Self-Care for Parents of Teens
Adolescence can be a difficult time in life for both teens AND parents. If you are the parent of a difficult, defiant, rebellious or troubled teen, you likely go through periods of anger, frustration, stress, and exhaustion. Research has shown that conflict in the family is one of the most destructive factors on a person’s health and quality of life. As a result, it is crucial that parents of teens make an effort to stay on top of their own health and have some strategies for self-care in their toolbox. You are doing hard and important work in raising children, and you deserve the ability to recharge!
To be able to care for the people we love, we must first take care of ourselves. When we take an active role in protecting our own well-being and happiness, especially during periods of stress, we are better able to handle challenges, adapt to changes, build strong relationships and recover from setbacks. Below are some practical and simple self-care strategies for parents to take while dealing with the highs and lows of adolescence.

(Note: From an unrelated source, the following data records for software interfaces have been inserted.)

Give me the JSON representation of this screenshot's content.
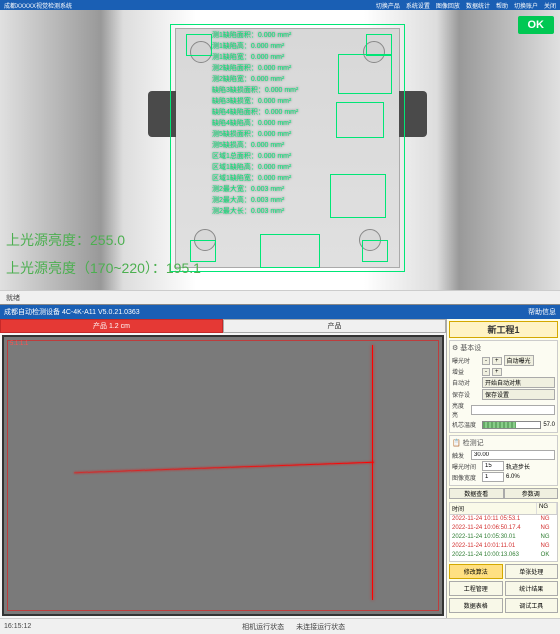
{
  "top": {
    "title_left": "成都XXXXX视觉检测系统",
    "menu": [
      "切换产品",
      "系统设置",
      "图像回放",
      "数据统计",
      "帮助"
    ],
    "menu_right": [
      "切换账户",
      "关闭"
    ],
    "ok": "OK",
    "brightness1": "上光源亮度：255.0",
    "brightness2": "上光源亮度（170~220）：195.1",
    "measurements": [
      "测1缺陷面积：0.000 mm²",
      "测1缺陷高：0.000 mm²",
      "测1缺陷宽：0.000 mm²",
      "测2缺陷面积：0.000 mm²",
      "测2缺陷宽：0.000 mm²",
      "缺陷3缺损面积：0.000 mm²",
      "缺陷3缺损宽：0.000 mm²",
      "缺陷4缺陷面积：0.000 mm²",
      "缺陷4缺陷高：0.000 mm²",
      "测5缺损面积：0.000 mm²",
      "测5缺损高：0.000 mm²",
      "区域1总面积：0.000 mm²",
      "区域1缺陷高：0.000 mm²",
      "区域1缺陷宽：0.000 mm²",
      "测2最大宽：0.003 mm²",
      "测2最大高：0.003 mm²",
      "测2最大长：0.003 mm²"
    ],
    "status": "就绪"
  },
  "bot": {
    "title": "成都自动检测设备 4C-4K-A11 V5.0.21.0363",
    "title_right": "帮助信息",
    "tabs": [
      {
        "label": "产品",
        "sub": "1.2 cm",
        "active": true
      },
      {
        "label": "产品",
        "sub": "",
        "active": false
      }
    ],
    "red_label": "5.1:1.1",
    "panel": {
      "title": "新工程1",
      "groups": {
        "basic": {
          "h": "⚙ 基本设",
          "rows": [
            {
              "lbl": "曝光时",
              "btns": [
                "-",
                "+"
              ],
              "val": "",
              "after": [
                "自动曝光"
              ]
            },
            {
              "lbl": "增益",
              "btns": [
                "-",
                "+"
              ],
              "val": ""
            },
            {
              "lbl": "自动对",
              "btn": "开始自动对焦"
            },
            {
              "lbl": "保存设",
              "btn": "保存设置"
            },
            {
              "lbl": "亮度亮",
              "val": ""
            }
          ]
        },
        "temp": {
          "lbl": "机芯温度",
          "pct": 57,
          "txt": "57.0"
        },
        "record": {
          "h": "📋 检测记",
          "rows": [
            {
              "lbl": "触发",
              "val": "30.00"
            },
            {
              "lbl": "曝光时间",
              "v1": "15",
              "v2": "轨迹步长"
            },
            {
              "lbl": "图像宽度",
              "v1": "1",
              "v2": "6.0%"
            }
          ]
        },
        "tabs2": [
          "数据查看",
          "参数调"
        ],
        "log": {
          "head": [
            "时间",
            "NG"
          ],
          "rows": [
            {
              "t": "2022-11-24 10:11 05:53.1",
              "r": "NG",
              "c": "red"
            },
            {
              "t": "2022-11-24 10:06:50.17.4",
              "r": "NG",
              "c": "red"
            },
            {
              "t": "2022-11-24 10:05:30.01",
              "r": "NG",
              "c": "gr"
            },
            {
              "t": "2022-11-24 10:01:11.01",
              "r": "NG",
              "c": "red"
            },
            {
              "t": "2022-11-24 10:00:13.063",
              "r": "OK",
              "c": "gr"
            }
          ]
        },
        "buttons": [
          "修改算法",
          "单张处理",
          "工程管理",
          "统计结果",
          "数据表格",
          "调试工具"
        ]
      }
    },
    "status": {
      "time": "16:15:12",
      "mid1": "相机运行状态",
      "mid2": "未连接运行状态"
    }
  }
}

- Enjoy a relaxing activity. Give yourself permission to relax! Whether it’s taking a bath, reading a book, listening to music, enjoying nature, or creating something artistic, finding a positive way to unwind can help you cope with stress. You don’t have to do it every day or for a long time for the activity to help relax you, and when you’re able to take time to relax, you become a better version of yourself, more able to be helpful and productive the rest of the time.
- Get enough sleep. Adults generally need between seven and nine hours of sleep. Prioritize practicing good bedtime habits – avoiding screens before bed, creating a consistent sleep schedule, avoiding caffeine and alcohol in the hours before sleeping, and reducing distractions in your bedroom. When we get enough sleep, we are more patient, understanding and productive.

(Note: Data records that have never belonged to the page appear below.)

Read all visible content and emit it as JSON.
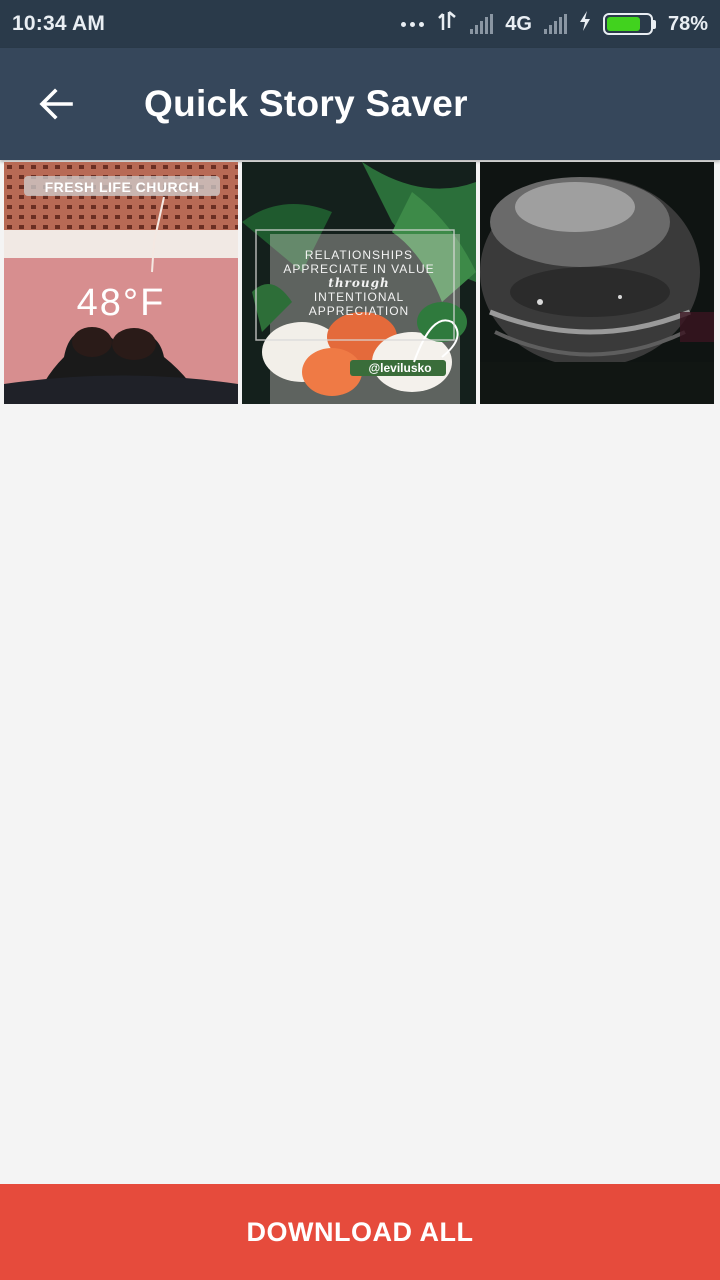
{
  "status_bar": {
    "time": "10:34 AM",
    "network": "4G",
    "battery_percent_label": "78%",
    "battery_level": 0.78
  },
  "app_bar": {
    "title": "Quick Story Saver"
  },
  "stories": [
    {
      "location_sticker": "FRESH LIFE CHURCH",
      "temperature": "48°F"
    },
    {
      "lines": [
        "RELATIONSHIPS",
        "APPRECIATE IN VALUE",
        "through",
        "INTENTIONAL",
        "APPRECIATION"
      ],
      "handle": "@levilusko"
    },
    {}
  ],
  "download_all_label": "DOWNLOAD ALL",
  "colors": {
    "status_bar": "#2a3a4a",
    "app_bar": "#36475b",
    "background": "#f4f4f4",
    "accent": "#e64b3c",
    "battery_fill": "#41d21e"
  }
}
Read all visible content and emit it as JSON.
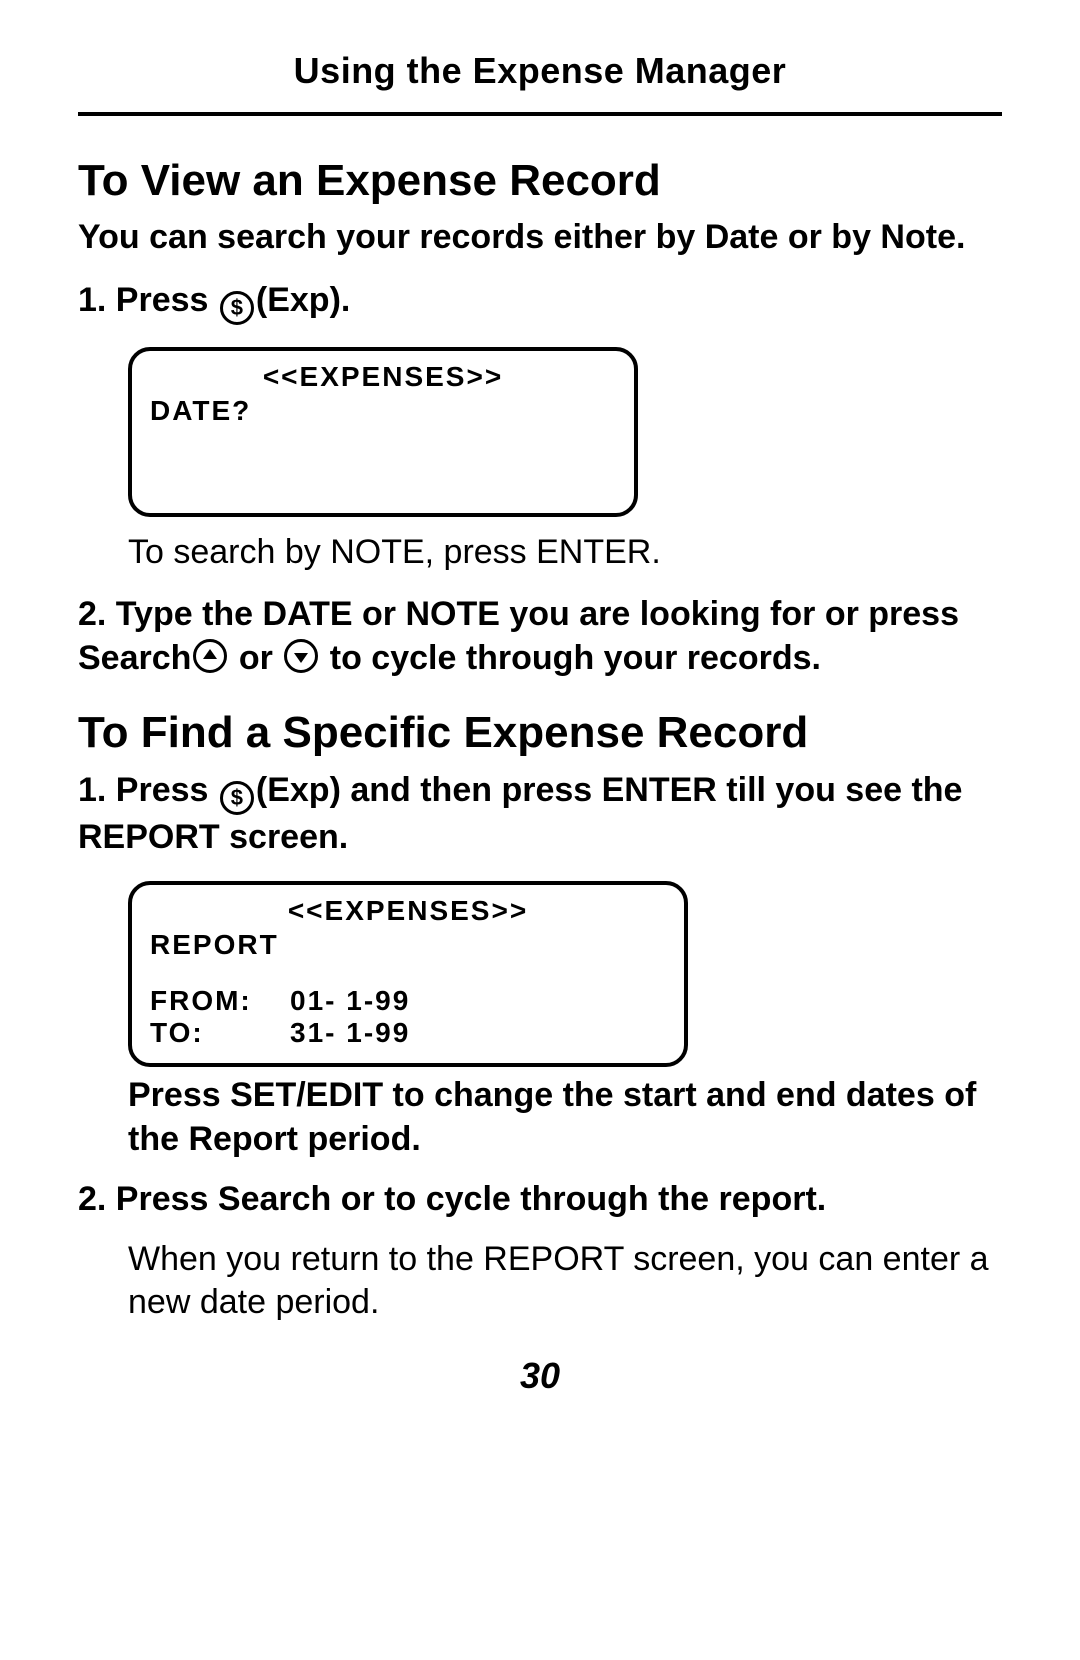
{
  "header": "Using the Expense Manager",
  "section1": {
    "heading": "To View an Expense Record",
    "intro": "You can search your records either by Date or by Note.",
    "step1_a": "1. Press ",
    "step1_b": "(Exp).",
    "screen": {
      "title": "<<EXPENSES>>",
      "line1": "DATE?"
    },
    "after_screen": "To search by NOTE, press ENTER.",
    "step2_a": "2. Type the DATE or NOTE you are looking for or press Search",
    "step2_b": " or ",
    "step2_c": " to cycle through your records."
  },
  "section2": {
    "heading": "To Find a Specific Expense Record",
    "step1_a": "1. Press ",
    "step1_b": "(Exp) and then press ENTER till you see the REPORT screen.",
    "screen": {
      "title": "<<EXPENSES>>",
      "line1": "REPORT",
      "from_label": "FROM:",
      "from_value": "01- 1-99",
      "to_label": "TO:",
      "to_value": "31- 1-99"
    },
    "after_screen": "Press SET/EDIT to change the start and end dates of the Report period.",
    "step2": "2. Press Search or  to cycle through the report.",
    "step2_note": "When you return to the REPORT screen, you can enter a new date period."
  },
  "page_number": "30",
  "icons": {
    "dollar": "$"
  }
}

- Exercise. Exercise can take many forms, such as taking the stairs whenever possible, walking up escalators, and running and biking rather than driving. Joining a class may help you commit to a schedule, if that works best for you. Daily exercise naturally produces stress-relieving hormones in your body and improves your overall health.
- Eat well. Eating mainly unprocessed foods like whole grains, vegetables and fresh fruit is key to a healthy body. Eating this way improves your mood, stabilizes your energy levels, and lowers your risk for illness.
- Go on a date with your spouse. Teens can almost seem to rule the house. We can forget what it’s like to be anything other than a parent. Take time out to enjoy some time with your spouse. Do something you both enjoy and talk about things not related to parenting. It will improve your marriage and offer some space to relax.
- Practice relaxation exercises. Deep breathing, meditation and progressive muscle relaxation are easy, quick ways to reduce stress.
- Enjoy a hobby. Exploring your interests is a great way to relax and take your mind off your problems. Whether it’s an activity that you learn now or one you used to do when you were younger, make time for something that recharges you.
- Visit with friends. You may feel you don’t have the time to stay in touch with friends or start new friendships, but you should focus on the long-term. We are better people when we stay connected to others, so try to do a few things to maintain friendships, even if it’s just meeting a friend for lunch once a month. Being a caregiver is an important part of your life, but it’s not the whole story.
- Join a parenting support group. Support groups exist to reassure you that countless other people have faced similar challenges and understand your concerns. Talking about your experiences can help. The idea that you can, or should be able to, “solve” things by yourself is false. Support groups are a great way to find like-minded people who can offer sympathy and advice.
When you’re a parent of a teen, it can be incredibly hard to find time for yourself, and even when you do, you may feel distracted by thinking about what you “should” be doing instead. But learning to make time for yourself is critical and ultimately helps the entire family. When the parents in a family are recharged, they are better able to cope with stress, remain patient, and demonstrate their love.